Bloomington, IL Tornado, Jun 1902

Lumber Yard Suffers.

Parker Bros.’ lumber yard, out near the Illinois Central depot, was scattered over all that part of town. Piles of lumber were upset, boards, shingles and joists hurled through the air, and the mixture of different grades of lumber is said to be something remarkable.

Street Car Ditched.

The South Main street car was blown off the track on South Hill.

The skylight to part of the roof was blown off the roof of the residence of Charles I. Capen.

A tree at the house at the southeast corner of Olive and Gridley.

Stacks Blown Down.

The stacks were reported blown down at the packing house. This will be a great loss to the company.

The big chimney at the brewery, south of the city, was destroyed.

A tall smokestack at the American Foundry Company was blown down.

One Store Front Saved.

Sherman Wright’s front was saved from destruction by the prompt action of a young man named Mittler, who was standing by when the awning fell, and caught it, holding on until assistance reached him.

M’ Hugh’s Narrow Escape.

A tree at the corner of the Grace M.E. Church barely missed taking the life of Michael McHugh as he was passing on his hack.

The hackmen refused to transport people into the residence portion of the city on account of the impassability of the streets.

The Daily Review, Decatur, IL 11 Jun 1902


Bloomington, Ill., June 11.- Stretching across a pathway one hundred miles in width and devastating territory fully two hundred miles long, extending from Livingston county on the north and Macoupin county on the south and leaving its mark clear across central Illinois, a tornado last night inflicted property loss.
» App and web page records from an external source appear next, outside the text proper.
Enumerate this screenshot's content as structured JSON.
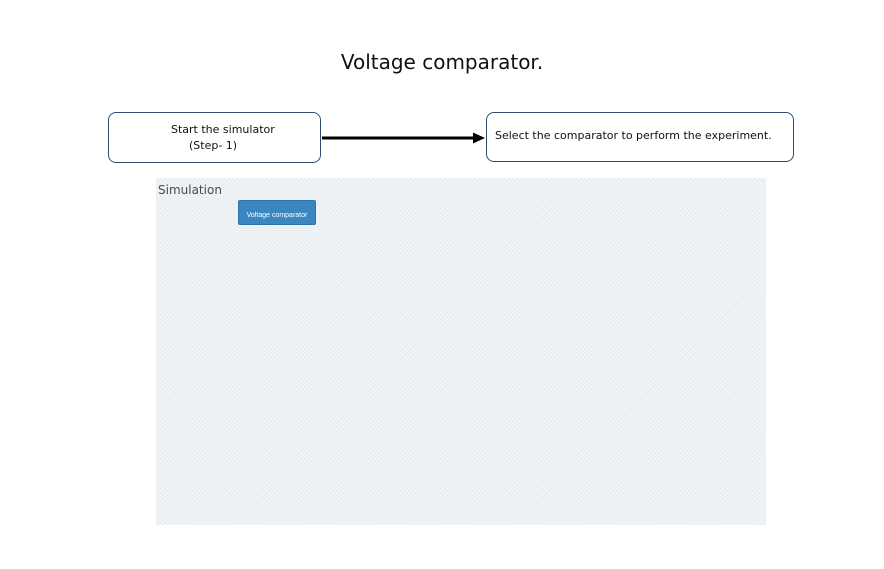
{
  "page": {
    "title": "Voltage comparator."
  },
  "steps": {
    "step1_line1": "Start the simulator",
    "step1_line2": "(Step- 1)",
    "instruction": "Select the comparator to perform the experiment."
  },
  "simulation": {
    "label": "Simulation",
    "button_label": "Voltage comparator"
  },
  "colors": {
    "box_border": "#2d4e72",
    "arrow": "#000000",
    "panel_background": "#eef2f6",
    "button_background": "#3a86c1"
  },
  "icons": {
    "connector": "arrow-right-icon"
  }
}
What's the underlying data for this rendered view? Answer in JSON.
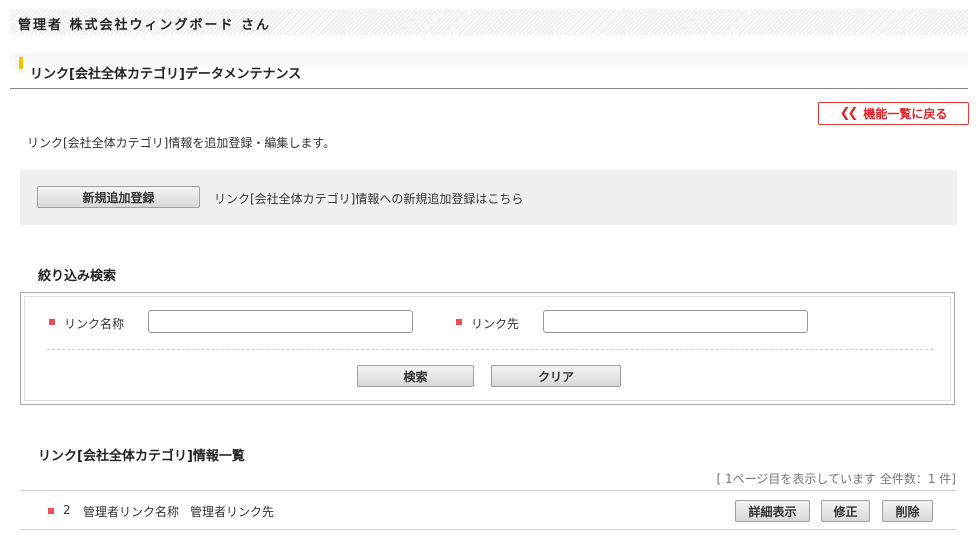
{
  "header": {
    "user_text": "管理者 株式会社ウィングボード さん"
  },
  "page": {
    "title": "リンク[会社全体カテゴリ]データメンテナンス"
  },
  "back_button": {
    "icon": "double-chevron-left-icon",
    "label": "機能一覧に戻る"
  },
  "intro": "リンク[会社全体カテゴリ]情報を追加登録・編集します。",
  "add_section": {
    "button_label": "新規追加登録",
    "description": "リンク[会社全体カテゴリ]情報への新規追加登録はこちら"
  },
  "search": {
    "heading": "絞り込み検索",
    "fields": [
      {
        "label": "リンク名称",
        "value": ""
      },
      {
        "label": "リンク先",
        "value": ""
      }
    ],
    "search_label": "検索",
    "clear_label": "クリア"
  },
  "list": {
    "heading": "リンク[会社全体カテゴリ]情報一覧",
    "page_info": "[ 1ページ目を表示しています 全件数：1 件]",
    "rows": [
      {
        "id": "2",
        "name": "管理者リンク名称",
        "target": "管理者リンク先"
      }
    ],
    "actions": {
      "detail": "詳細表示",
      "edit": "修正",
      "delete": "削除"
    }
  },
  "colors": {
    "accent_yellow": "#f5c200",
    "back_red": "#d9262b",
    "bullet_red": "#e6505b"
  }
}
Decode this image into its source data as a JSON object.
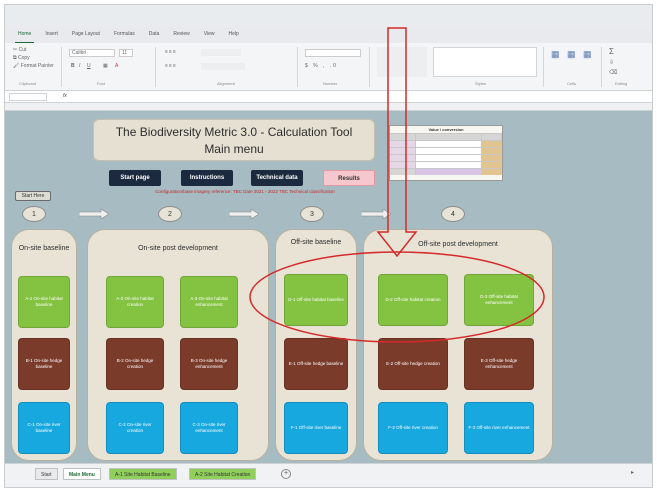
{
  "ribbon": {
    "tabs": [
      "Home",
      "Insert",
      "Page Layout",
      "Formulas",
      "Data",
      "Review",
      "View",
      "Help"
    ],
    "clipboard_items": [
      "Cut",
      "Copy",
      "Format Painter"
    ],
    "font_name": "Calibri",
    "font_size": "11",
    "group_labels": [
      "Clipboard",
      "Font",
      "Alignment",
      "Number",
      "Styles",
      "Cells",
      "Editing"
    ]
  },
  "formula_bar": {
    "cell_ref": "",
    "fx": "fx"
  },
  "sheet": {
    "title_line1": "The Biodiversity Metric 3.0 - Calculation Tool",
    "title_line2": "Main menu",
    "nav_buttons": [
      "Start page",
      "Instructions",
      "Technical data",
      "Results"
    ],
    "disclaimer": "Configuration/base imagery reference: TBC Date 2021 - 2022 TBC Technical classification",
    "conversions_title": "Value / conversion",
    "start_here": "Start Here",
    "steps": [
      "1",
      "2",
      "3",
      "4"
    ],
    "panels": {
      "on_site_baseline": {
        "title": "On-site baseline",
        "cards": [
          "A-1 On-site habitat baseline",
          "B-1 On-site hedge baseline",
          "C-1 On-site river baseline"
        ]
      },
      "on_site_post_development": {
        "title": "On-site post development",
        "cards": [
          "A-2 On-site habitat creation",
          "A-3 On-site habitat enhancement",
          "B-2 On-site hedge creation",
          "B-3 On-site hedge enhancement",
          "C-2 On-site river creation",
          "C-3 On-site river enhancement"
        ]
      },
      "off_site_baseline": {
        "title": "Off-site baseline",
        "cards": [
          "D-1 Off-site habitat baseline",
          "E-1 Off-site hedge baseline",
          "F-1 Off-site river baseline"
        ]
      },
      "off_site_post_development": {
        "title": "Off-site post development",
        "cards": [
          "D-2 Off-site habitat creation",
          "D-3 Off-site habitat enhancement",
          "E-2 Off-site hedge creation",
          "E-3 Off-site hedge enhancement",
          "F-2 Off-site river creation",
          "F-3 Off-site river enhancement"
        ]
      }
    }
  },
  "sheet_tabs": [
    "Start",
    "Main Menu",
    "A-1 Site Habitat Baseline",
    "A-2 Site Habitat Creation"
  ],
  "colors": {
    "sheet_bg": "#a6bcc2",
    "habitat": "#84c341",
    "hedge": "#7a3b2b",
    "river": "#18a8e0",
    "annotation": "#d42a2a",
    "nav_dark": "#1b2a3f"
  }
}
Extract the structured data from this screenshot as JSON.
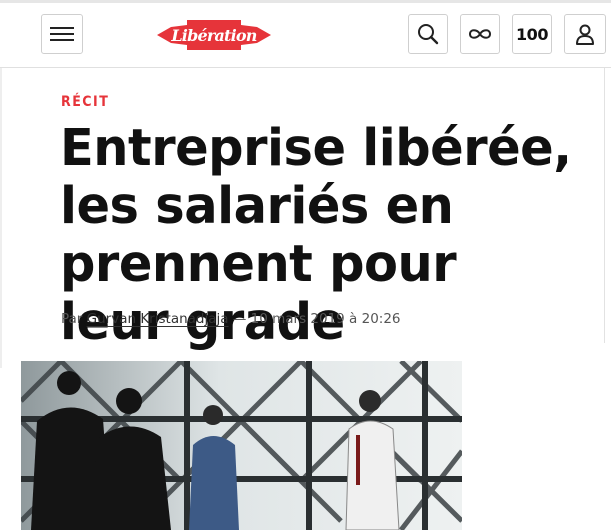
{
  "header": {
    "logo_text": "Libération",
    "hundred_label": "100",
    "icons": [
      "menu-icon",
      "search-icon",
      "infinity-icon",
      "user-icon"
    ]
  },
  "article": {
    "kicker": "RÉCIT",
    "title": "Entreprise libérée, les salariés en prennent pour leur grade",
    "byline_prefix": "Par",
    "author": "Gurvan Kristanadjaja",
    "separator": " — ",
    "date": "10 mars 2019 à 20:26"
  },
  "colors": {
    "brand_red": "#e6343a",
    "text": "#111111"
  }
}
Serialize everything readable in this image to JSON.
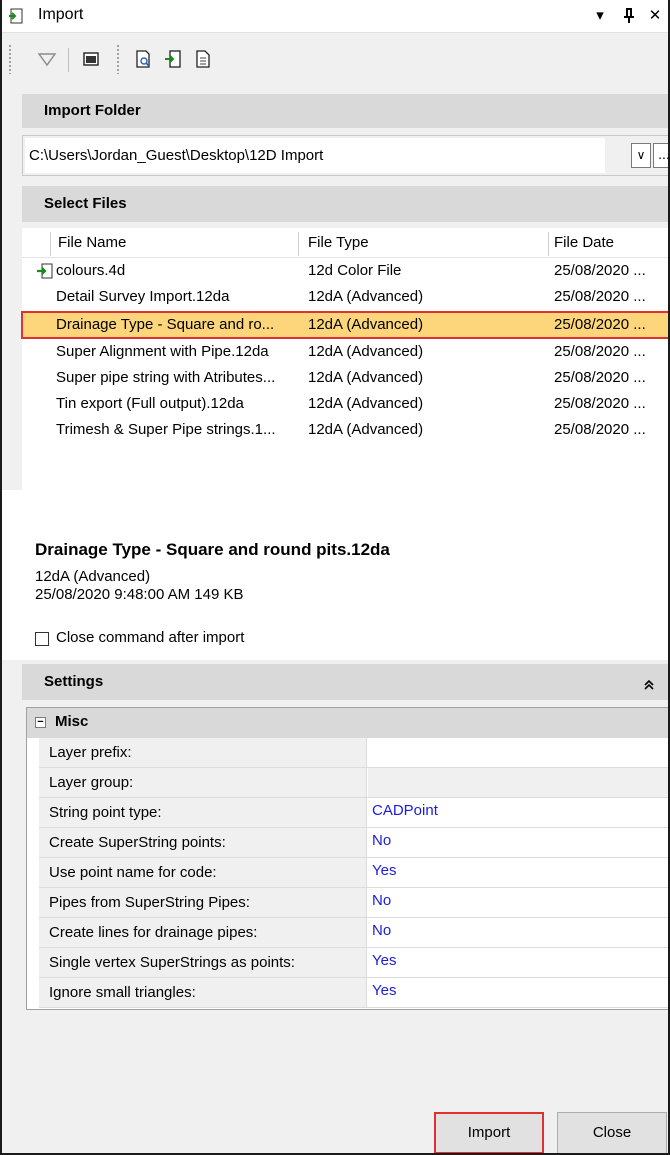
{
  "window": {
    "title": "Import",
    "dropdown_glyph": "▾",
    "pin_glyph": "ꟸ",
    "close_glyph": "✕"
  },
  "toolbar": {
    "icons": [
      "filter-icon",
      "terminal-icon",
      "preview-icon",
      "import-icon",
      "document-icon"
    ]
  },
  "import_folder": {
    "header": "Import Folder",
    "path": "C:\\Users\\Jordan_Guest\\Desktop\\12D Import",
    "dropdown_glyph": "∨",
    "browse_label": "..."
  },
  "select_files": {
    "header": "Select Files",
    "columns": [
      "File Name",
      "File Type",
      "File Date"
    ],
    "rows": [
      {
        "name": "colours.4d",
        "type": "12d Color File",
        "date": "25/08/2020 ..."
      },
      {
        "name": "Detail Survey Import.12da",
        "type": "12dA (Advanced)",
        "date": "25/08/2020 ..."
      },
      {
        "name": "Drainage Type - Square and ro...",
        "type": "12dA (Advanced)",
        "date": "25/08/2020 ..."
      },
      {
        "name": "Super Alignment with Pipe.12da",
        "type": "12dA (Advanced)",
        "date": "25/08/2020 ..."
      },
      {
        "name": "Super pipe string with Atributes...",
        "type": "12dA (Advanced)",
        "date": "25/08/2020 ..."
      },
      {
        "name": "Tin export (Full output).12da",
        "type": "12dA (Advanced)",
        "date": "25/08/2020 ..."
      },
      {
        "name": "Trimesh & Super Pipe strings.1...",
        "type": "12dA (Advanced)",
        "date": "25/08/2020 ..."
      }
    ],
    "selected_index": 2
  },
  "details": {
    "title": "Drainage Type - Square and round pits.12da",
    "type": "12dA (Advanced)",
    "date_size": "25/08/2020 9:48:00 AM  149 KB"
  },
  "close_after_import": {
    "label": "Close command after import",
    "checked": false
  },
  "settings": {
    "header": "Settings",
    "collapse_glyph": "≈",
    "group": "Misc",
    "group_glyph": "−",
    "properties": [
      {
        "name": "Layer prefix:",
        "value": ""
      },
      {
        "name": "Layer group:",
        "value": ""
      },
      {
        "name": "String point type:",
        "value": "CADPoint"
      },
      {
        "name": "Create SuperString points:",
        "value": "No"
      },
      {
        "name": "Use point name for code:",
        "value": "Yes"
      },
      {
        "name": "Pipes from SuperString Pipes:",
        "value": "No"
      },
      {
        "name": "Create lines for drainage pipes:",
        "value": "No"
      },
      {
        "name": "Single vertex SuperStrings as points:",
        "value": "Yes"
      },
      {
        "name": "Ignore small triangles:",
        "value": "Yes"
      }
    ]
  },
  "buttons": {
    "import_label": "Import",
    "close_label": "Close"
  }
}
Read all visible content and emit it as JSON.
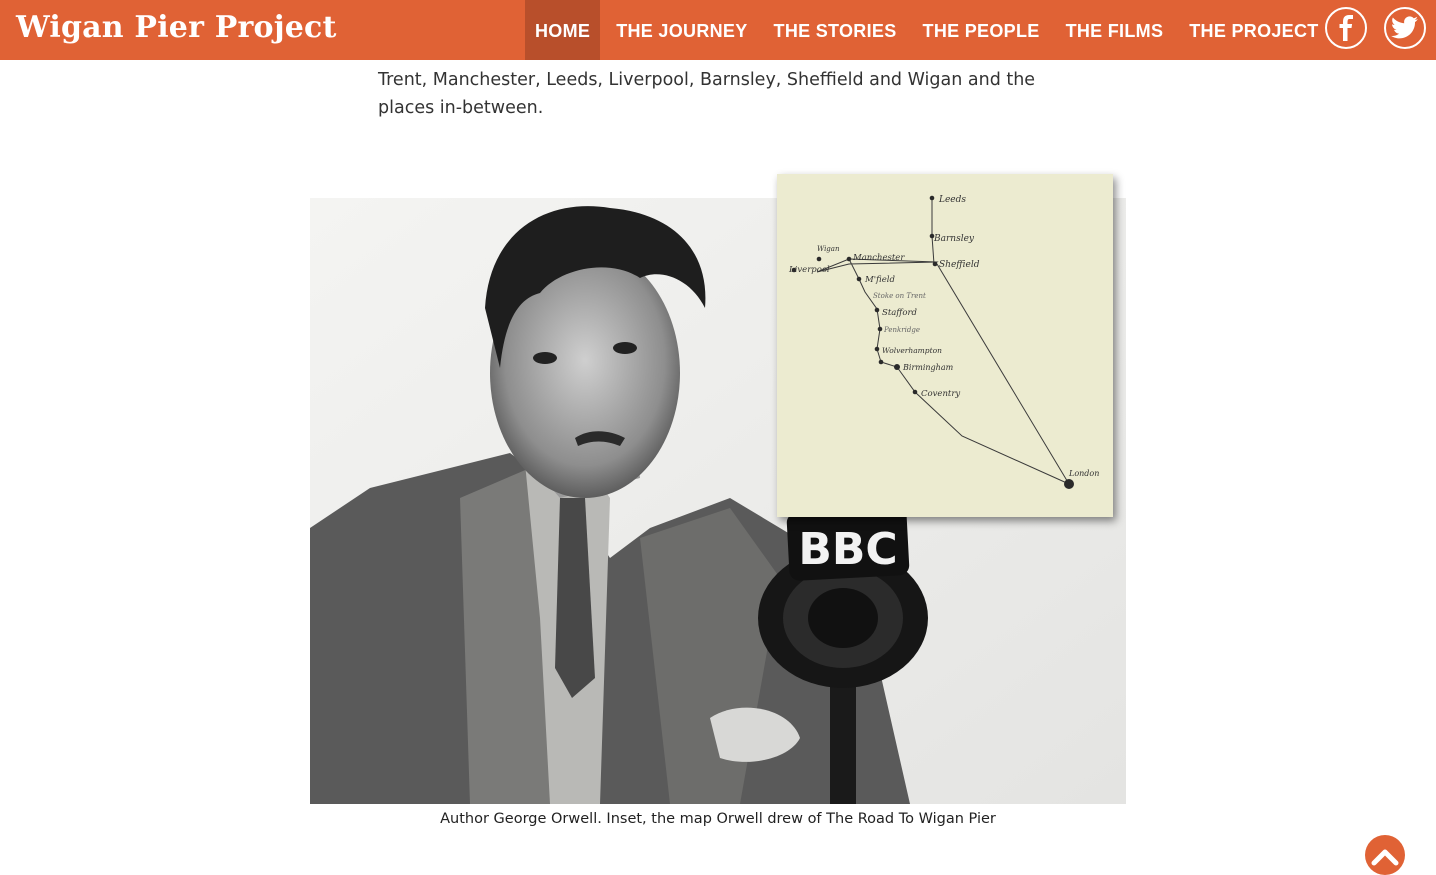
{
  "header": {
    "site_title": "Wigan Pier Project",
    "nav": [
      {
        "label": "HOME"
      },
      {
        "label": "THE JOURNEY"
      },
      {
        "label": "THE STORIES"
      },
      {
        "label": "THE PEOPLE"
      },
      {
        "label": "THE FILMS"
      },
      {
        "label": "THE PROJECT"
      }
    ],
    "active_index": 0,
    "social": [
      "facebook-icon",
      "twitter-icon"
    ]
  },
  "article": {
    "intro_text": "Trent, Manchester, Leeds, Liverpool, Barnsley, Sheffield and Wigan and the places in-between.",
    "figure": {
      "mic_label": "BBC",
      "map_places": [
        "Leeds",
        "Barnsley",
        "Sheffield",
        "Wigan",
        "Manchester",
        "Liverpool",
        "M'field",
        "Stoke on Trent",
        "Stafford",
        "Penkridge",
        "Wolverhampton",
        "Birmingham",
        "Coventry",
        "London"
      ],
      "caption": "Author George Orwell. Inset, the map Orwell drew of The Road To Wigan Pier"
    }
  },
  "colors": {
    "brand": "#e06235",
    "nav_active": "#b84f2b",
    "map_paper": "#ecebd0"
  }
}
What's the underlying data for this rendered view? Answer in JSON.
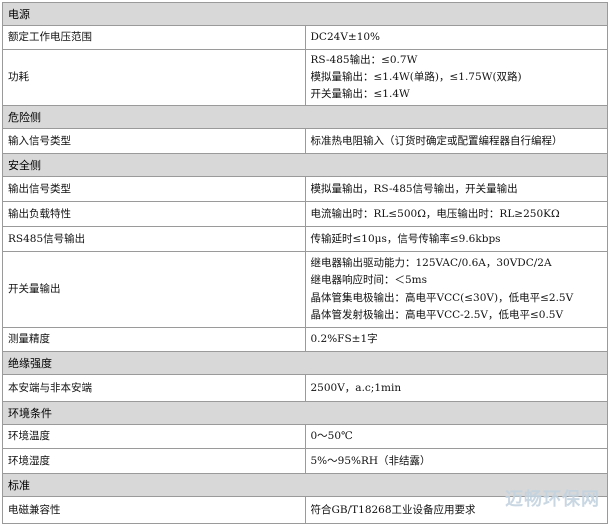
{
  "sections": [
    {
      "title": "电源",
      "rows": [
        {
          "label": "额定工作电压范围",
          "lines": [
            "DC24V±10%"
          ]
        },
        {
          "label": "功耗",
          "lines": [
            "RS-485输出：≤0.7W",
            "模拟量输出：≤1.4W(单路)，≤1.75W(双路)",
            "开关量输出：≤1.4W"
          ]
        }
      ]
    },
    {
      "title": "危险侧",
      "rows": [
        {
          "label": "输入信号类型",
          "lines": [
            "标准热电阻输入（订货时确定或配置编程器自行编程）"
          ]
        }
      ]
    },
    {
      "title": "安全侧",
      "rows": [
        {
          "label": "输出信号类型",
          "lines": [
            "模拟量输出，RS-485信号输出，开关量输出"
          ]
        },
        {
          "label": "输出负载特性",
          "lines": [
            "电流输出时：RL≤500Ω，电压输出时：RL≥250KΩ"
          ]
        },
        {
          "label": "RS485信号输出",
          "lines": [
            "传输延时≤10μs，信号传输率≤9.6kbps"
          ]
        },
        {
          "label": "开关量输出",
          "lines": [
            "继电器输出驱动能力：125VAC/0.6A，30VDC/2A",
            "继电器响应时间：＜5ms",
            "晶体管集电极输出：高电平VCC(≤30V)，低电平≤2.5V",
            "晶体管发射极输出：高电平VCC-2.5V，低电平≤0.5V"
          ]
        },
        {
          "label": "测量精度",
          "lines": [
            "0.2%FS±1字"
          ]
        }
      ]
    },
    {
      "title": "绝缘强度",
      "rows": [
        {
          "label": "本安端与非本安端",
          "lines": [
            "2500V，a.c;1min"
          ]
        }
      ]
    },
    {
      "title": "环境条件",
      "rows": [
        {
          "label": "环境温度",
          "lines": [
            "0～50℃"
          ]
        },
        {
          "label": "环境湿度",
          "lines": [
            "5%～95%RH（非结露）"
          ]
        }
      ]
    },
    {
      "title": "标准",
      "rows": [
        {
          "label": "电磁兼容性",
          "lines": [
            "符合GB/T18268工业设备应用要求"
          ]
        }
      ]
    }
  ],
  "watermark": "迈畅环保网"
}
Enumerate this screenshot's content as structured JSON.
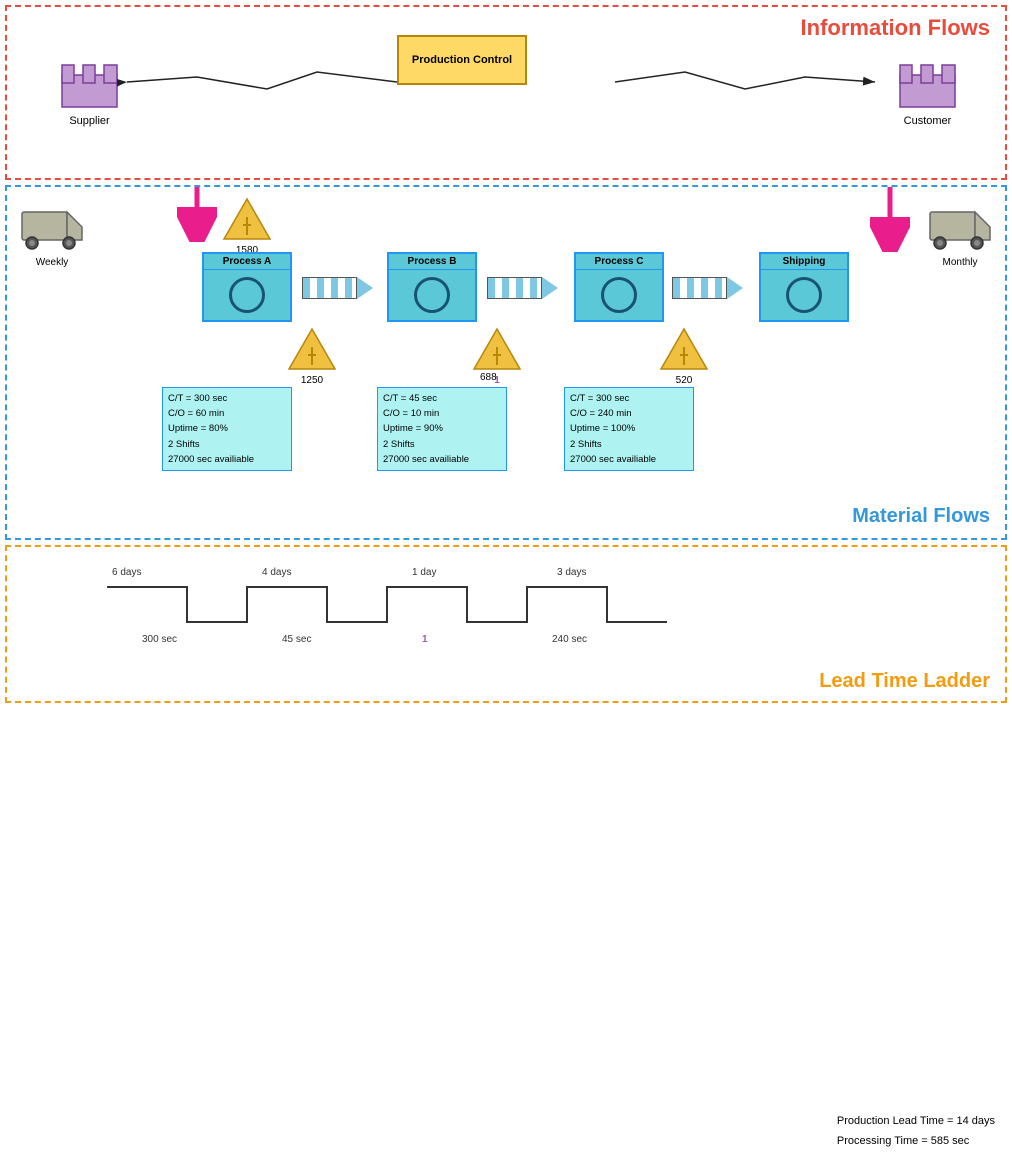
{
  "sections": {
    "info_flows": "Information Flows",
    "material_flows": "Material Flows",
    "lead_time": "Lead Time Ladder"
  },
  "production_control": {
    "label": "Production Control"
  },
  "supplier": {
    "label": "Supplier"
  },
  "customer": {
    "label": "Customer"
  },
  "truck_weekly": {
    "label": "Weekly"
  },
  "truck_monthly": {
    "label": "Monthly"
  },
  "processes": [
    {
      "id": "A",
      "title": "Process A",
      "inventory": "1580",
      "inv_below": "1250"
    },
    {
      "id": "B",
      "title": "Process B",
      "inventory": "1",
      "inv_below": "688"
    },
    {
      "id": "C",
      "title": "Process C",
      "inventory": "",
      "inv_below": "520"
    },
    {
      "id": "S",
      "title": "Shipping",
      "inventory": "",
      "inv_below": ""
    }
  ],
  "info_boxes": [
    {
      "ct": "C/T = 300 sec",
      "co": "C/O = 60 min",
      "uptime": "Uptime = 80%",
      "shifts": "2 Shifts",
      "avail": "27000 sec availiable"
    },
    {
      "ct": "C/T = 45 sec",
      "co": "C/O = 10 min",
      "uptime": "Uptime = 90%",
      "shifts": "2 Shifts",
      "avail": "27000 sec availiable"
    },
    {
      "ct": "C/T = 300 sec",
      "co": "C/O = 240 min",
      "uptime": "Uptime = 100%",
      "shifts": "2 Shifts",
      "avail": "27000 sec availiable"
    }
  ],
  "lead_time": {
    "days": [
      "6 days",
      "4 days",
      "1 day",
      "3 days"
    ],
    "secs": [
      "300 sec",
      "45 sec",
      "240 sec"
    ],
    "production_lead": "Production Lead Time = 14 days",
    "processing_time": "Processing Time = 585 sec",
    "inv_label_1": "1"
  },
  "inventory_labels": {
    "above_a": "1580",
    "below_a": "1250",
    "below_b_top": "1",
    "below_b": "688",
    "below_c": "520"
  }
}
Street car service in Bloomington was resumed this evening, but it will be a week before the electric light plant will have its wires up.

Buildings at the power house were unroofed and the loss to the municipality will be many thousands of dollars.

The great loss in Bloomington was the destruction of thousands of shade trees. The streets today are in many cases impassable by reason of fallen trees.

The loss through the destruction of fruit trees will reach large proportions, many orchards being entirely leveled.

The cherry crop, which is now ready for picking will be saved partially, but with apples and other fruit’s the loss is total. Farmers report that corn will have a bad set-back, and that oats will suffer most heavily.

Farmers, with scarcely an exception, lost stock, barns or windmills. Numerous residences were moved from their foundations and sections wrecked.

Many brick yards at the edge of the city were destroyed, the long rows of sheds offering easy marks for the wind.

The government advisor found that between 11 and 11:30 p.m. last night an inch and a half of rain fell, the heaviest ever known in central Illinois in that length of time.

Bloomington’s pleasure resort, Miller Park, is a dreary waste, all its pavilions being demolished and trees blown down.

Des Moines Daily Leader, Des Moines, IA 12 Jun 1902